Thought Leadership
8 minutes

Friendly fraud is an issue across all industries that conduct business online, but is an especially egregious problem for the event ticketing industry. The ticketing industry made over $10 billion in revenue throughout 2019, and shows no signs of slowing.1 More business means there’s more of a chance for fraudsters to steal some of that profit.

Credit issuers often see online ticket sales as a high-risk investment, which means the issuer considers the merchant to be at a higher risk of fraud and chargebacks. Because of this, a vendor needs to remain highly aware of the nature of transactions that are processed through their account in order to avoid fees or even the possibility of having their account closed permanently. 

What is friendly fraud?

Tickets to popular, live events can range greatly in value—both monetarily and in perceived value on the part of the patron. Both the primary market and the secondary market can influence a ticket’s price.

If a patron decides the event wasn’t worth their time or if they weren’t able to make it to the event, they may feel entitled to a refund. And since most ticket sales are final, patrons feel a chargeback through their creditor is their only recourse. This type of fraud, known as chargeback fraud or friendly fraud, can and should be fought.

Vendors can implement many different technologies and strategies that encourage patrons to work with merchants before going to their bank or credit issuers, and those same technologies can offer vendors evidence that can work in their favor in the event of a chargeback request.

Here are a number of options that a ticketing vendor can employ before, during, and after the transaction when it comes to fighting friendly fraud.

Before the transaction

Accurate item descriptions

Many chargebacks are tied to dissatisfaction on the part of the product, because the patron thought they were going to receive something different from what they actually did. Ensure that your descriptions are up to date and consistent with what the product actually does.

Clear policy statements

Make sure that your terms of service and return procedures are easy for patrons to find and understand. This can prevent any misunderstanding on the patron’s part if they decide they want a refund or misunderstand the terms of a sale.

Good customer service

The best thing any company can do to prevent chargebacks is have a clear and open line of communication with their patrons. You can head problems off ahead of time if patrons have an easier time contacting you; and this also means they’ll think to go to the merchant first instead of instantly hitting the ‘request chargeback’ link on their creditor’s website.

During the transaction

Use an Address Verification Service (AVS)

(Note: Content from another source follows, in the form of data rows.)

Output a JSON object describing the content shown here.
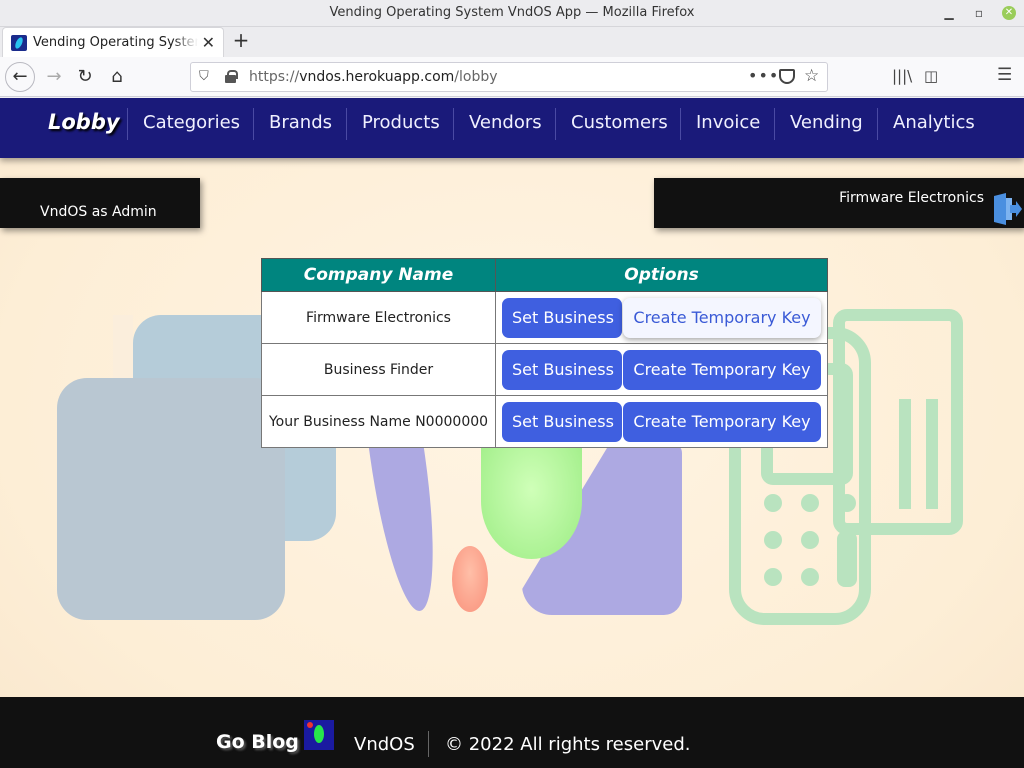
{
  "window": {
    "title": "Vending Operating System VndOS App — Mozilla Firefox"
  },
  "browser": {
    "tab_title": "Vending Operating System VndOS App",
    "url_prefix": "https://",
    "url_host": "vndos.herokuapp.com",
    "url_path": "/lobby"
  },
  "nav": {
    "brand": "Lobby",
    "items": [
      "Categories",
      "Brands",
      "Products",
      "Vendors",
      "Customers",
      "Invoice",
      "Vending",
      "Analytics"
    ]
  },
  "user_panel": {
    "label": "VndOS as Admin"
  },
  "business_panel": {
    "name": "Firmware Electronics"
  },
  "table": {
    "headers": [
      "Company Name",
      "Options"
    ],
    "rows": [
      {
        "company": "Firmware Electronics",
        "set_label": "Set Business",
        "key_label": "Create Temporary Key"
      },
      {
        "company": "Business Finder",
        "set_label": "Set Business",
        "key_label": "Create Temporary Key"
      },
      {
        "company": "Your Business Name N0000000",
        "set_label": "Set Business",
        "key_label": "Create Temporary Key"
      }
    ]
  },
  "footer": {
    "blog": "Go Blog",
    "app": "VndOS",
    "copyright": "© 2022 All rights reserved."
  },
  "colors": {
    "nav_bg": "#1a1a7a",
    "table_header": "#00857f",
    "button": "#3f5fe0",
    "panel_bg": "#111111"
  }
}
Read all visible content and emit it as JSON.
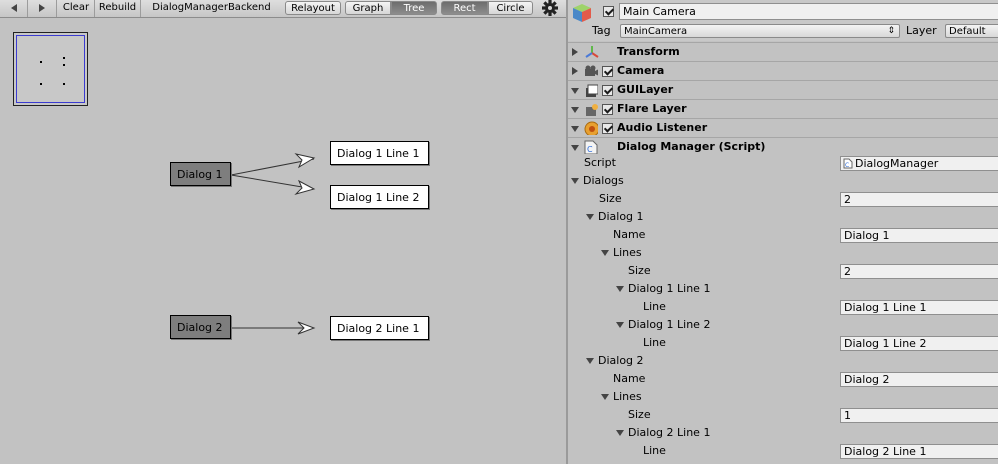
{
  "toolbar": {
    "back_icon": "triangle-left-icon",
    "forward_icon": "triangle-right-icon",
    "clear_label": "Clear",
    "rebuild_label": "Rebuild",
    "backend_label": "DialogManagerBackend",
    "relayout_label": "Relayout",
    "graph_label": "Graph",
    "tree_label": "Tree",
    "rect_label": "Rect",
    "circle_label": "Circle",
    "settings_icon": "gear-icon"
  },
  "graph": {
    "nodes": {
      "dialog1": "Dialog 1",
      "dialog1_line1": "Dialog 1 Line 1",
      "dialog1_line2": "Dialog 1 Line 2",
      "dialog2": "Dialog 2",
      "dialog2_line1": "Dialog 2 Line 1"
    }
  },
  "inspector": {
    "object_name": "Main Camera",
    "tag_label": "Tag",
    "tag_value": "MainCamera",
    "layer_label": "Layer",
    "layer_value": "Default",
    "components": {
      "transform": "Transform",
      "camera": "Camera",
      "guilayer": "GUILayer",
      "flare": "Flare Layer",
      "audio": "Audio Listener",
      "script": "Dialog Manager (Script)"
    },
    "props": {
      "script_label": "Script",
      "script_value": "DialogManager",
      "dialogs_label": "Dialogs",
      "size_label": "Size",
      "dialogs_size": "2",
      "dialog1_label": "Dialog 1",
      "name_label": "Name",
      "dialog1_name": "Dialog 1",
      "lines_label": "Lines",
      "dialog1_lines_size": "2",
      "d1l1_label": "Dialog 1 Line 1",
      "line_label": "Line",
      "d1l1_value": "Dialog 1 Line 1",
      "d1l2_label": "Dialog 1 Line 2",
      "d1l2_value": "Dialog 1 Line 2",
      "dialog2_label": "Dialog 2",
      "dialog2_name": "Dialog 2",
      "dialog2_lines_size": "1",
      "d2l1_label": "Dialog 2 Line 1",
      "d2l1_value": "Dialog 2 Line 1"
    }
  }
}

An AVS can go a long way in fraud prevention. It can stop true fraud before it happens, and also alert a merchant to potential friendly fraud when an address does not match the address associated with the credit card that is being used to complete the transaction.

Collect a Card Security Code (CSC)

A CSC is a security feature on a credit card that is used to prevent “card not present” fraud. This is especially useful for online and other digital transactions where a merchant may not be able to physically examine a patron’s credit card. A CSC is typically three or four numbers on the front or back of a physical credit card.

Use 3-D Secure

3-D Secure and EMV 3-D Secure are two additional security layers to assist in making safe online purchases for both the patron and the merchant. 3-D Secure is an online authentication process that connects with and requests verification from the card-issuing bank in the event of a transaction. EMV 3‑D Secure enables patrons to authenticate themselves with their card issuer when making card-not-present e-commerce purchases.

Offer insurance

As a workaround for otherwise nonrefundable events, vendors can partner with a ticket insurance provider to offer event goers an “out” if something comes up before or on the day of the event. For an additional fee, patrons can opt into one of several insurance coverage plans that refund the cost of the ticket in the event of a family emergency or inclement weather. Some insurance providers even have a “didn’t feel like going” option! 

After the transaction

Use delivery verification for big-ticket items

This might be seen as a hassle to the patron, but it’s a great verification method that the item was delivered and received by the purchaser. Such information can help a representment case in the event of a chargeback request.

Clear billing descriptors

A billing descriptor is what your patron will see on their credit card statement; will your patrons recognize your business? If they don’t, this can lead to friendly fraud simply because of a misunderstanding. Prevent it ahead of time by being transparent.

Follow up with patrons

Send surveys or emails to reconnect with patrons who make a purchase. Find out how their experience was, and use this information to make adjustments if necessary. Not only does this help potentially prevent chargebacks, but is also just good practice to ensure that you’re running a friendly and ethical company that from which your patrons enjoy buying.

Good business means less friendly fraud

There are a few signs that can indicate a transaction may end up becoming friendly fraud; if there’s an inconsistency between the shipping and billing address, a patron may end up claiming the ordered item was not delivered. Duplicate orders, large purchases, and frequent or suspicious inquiries about the order status may also indicate that a patron may pursue a chargeback claim.

Merchants should be proactive in collecting information regarding these transactions early in the process, so they can respond quickly to recover lost revenue.

1. Industry Market Research, Reports, and Statistics. (n.d.).